They’re from both the bush and the city, young and old, and span various industries, socio-economic statuses and backgrounds.
But the one thing they have in common is that almost all will leave behind grief-struck family, friends and colleagues who had no idea they were struggling.
That’s because men who die by suicide are significantly less likely to have sought help, SANE Australia chief executive Jack Heath said.
“In terms of people engaging with our support services, the ratio is three women for every man,” Mr Heath said.
Despite campaigns aimed at men’s mental health and enormous efforts to reduce the stigma attached to suicide, there’s still something holding Aussie blokes back from reaching out.
And the outcomes of that are alarming.
In 2017, the number of deaths from intentional self harm was 3128. Of those lives lost, 75 per cent — or 2349 — were men, according to the Bureau of Statistics.
Gotcha4Life is dedicated to an in-school program helping educate young men about resilience and the importance of friendships, and runs a scholarship program with Lifeline to train more males counsellors.
While mental health is an issue across the community — there was a nine per cent increase in the number of suicides of both men and women last year — men are three times more likely to take their own lives. There is a gender imbalance and news.com.au believes this could potentially be changed.
Suicide is the leading cause of death in Australian men aged 15 to 44 — more than double the national road toll.
“It’s incredibly concerning, the over-representation of men in suicide statistics,” Mr Heath said.
“When you look at the suicide rates for women, they peak in the late teens and are pretty consistent over the course of a lifetime. There’s a slight increase in the late 40s but it’s pretty much a flat line across all age groups.
“But when you look at the statistics for men, they go well beyond where women are.
“They steadily climb from the mid to late 20s and peak in the early 50s. They drop off and flat line from there, up until men reach their 80s when they increase again.”
What this tells experts is that men struggle with various different factors depending on their stage of life, but don’t seek help when things get tough.
“Obviously there’s something happening coming into adulthood, big issues in middle age — I’d say around divorce or separation — and again in late life.”

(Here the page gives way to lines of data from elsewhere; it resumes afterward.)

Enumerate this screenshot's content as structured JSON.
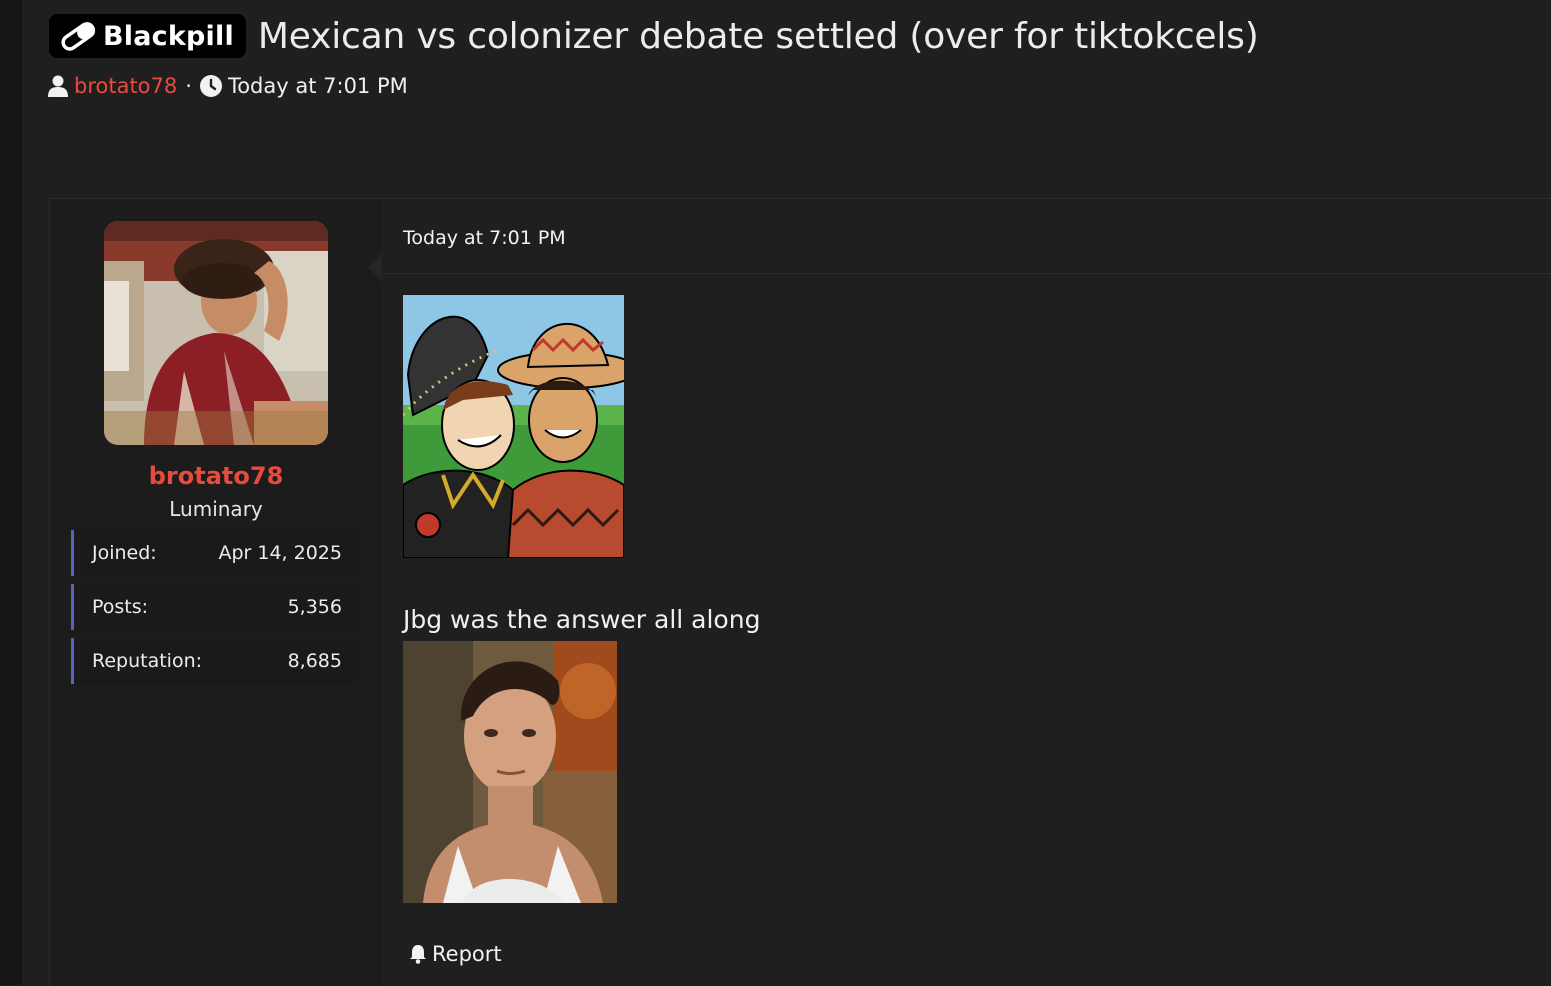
{
  "thread": {
    "prefix": "Blackpill",
    "title": "Mexican vs colonizer debate settled (over for tiktokcels)",
    "author": "brotato78",
    "date": "Today at 7:01 PM"
  },
  "user": {
    "name": "brotato78",
    "title": "Luminary",
    "stats": [
      {
        "label": "Joined:",
        "value": "Apr 14, 2025"
      },
      {
        "label": "Posts:",
        "value": "5,356"
      },
      {
        "label": "Reputation:",
        "value": "8,685"
      }
    ]
  },
  "post": {
    "date": "Today at 7:01 PM",
    "caption": "Jbg was the answer all along",
    "report_label": "Report"
  },
  "colors": {
    "accent_red": "#ea4a3c",
    "stat_border": "#5a63bd",
    "background": "#1f1f1f"
  },
  "icons": {
    "prefix": "pill-logo-icon",
    "author": "user-icon",
    "date": "clock-icon",
    "report": "bell-icon"
  }
}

As well as not asking for help when feeling suicidal, a staggering 72 per cent of men don’t seek help for mental health disorders.
Instead, research shows most turn to alcohol, drugs, gambling or other unhealthy activities in a bid to cope with their emotions.
He was part of a tour across Australia, visiting more than 300 schools, and noticed an intriguing pattern.
“If you had a man and a woman presenting, the numbers of young people putting their hand up to share their experiences would be three times more girls than boys,” Mr Heath recalled.
“But when you had two men going in to do the school presentations, it was a 50-50 split.”
It demonstrates that men will often “adopt the behaviours of other men”, he said.
“There’s a notion around men almost needing to have permission to seek help, or needing to see other men seeking help before they will.”
Tailoring the mental health and suicide conversation to men is critical.
The still-ingrained notions of what it means to be a man in Australia are powerful, Mr Heath said.
“In this country we still have quite dominant ideas of what it means to be a man. It’s putting up with things and pushing through, a sense of stoicism.
“There’s also a tendency to share things less so. And I don’t want to over-generalise but there is perhaps a tendency to be less introspective than women.”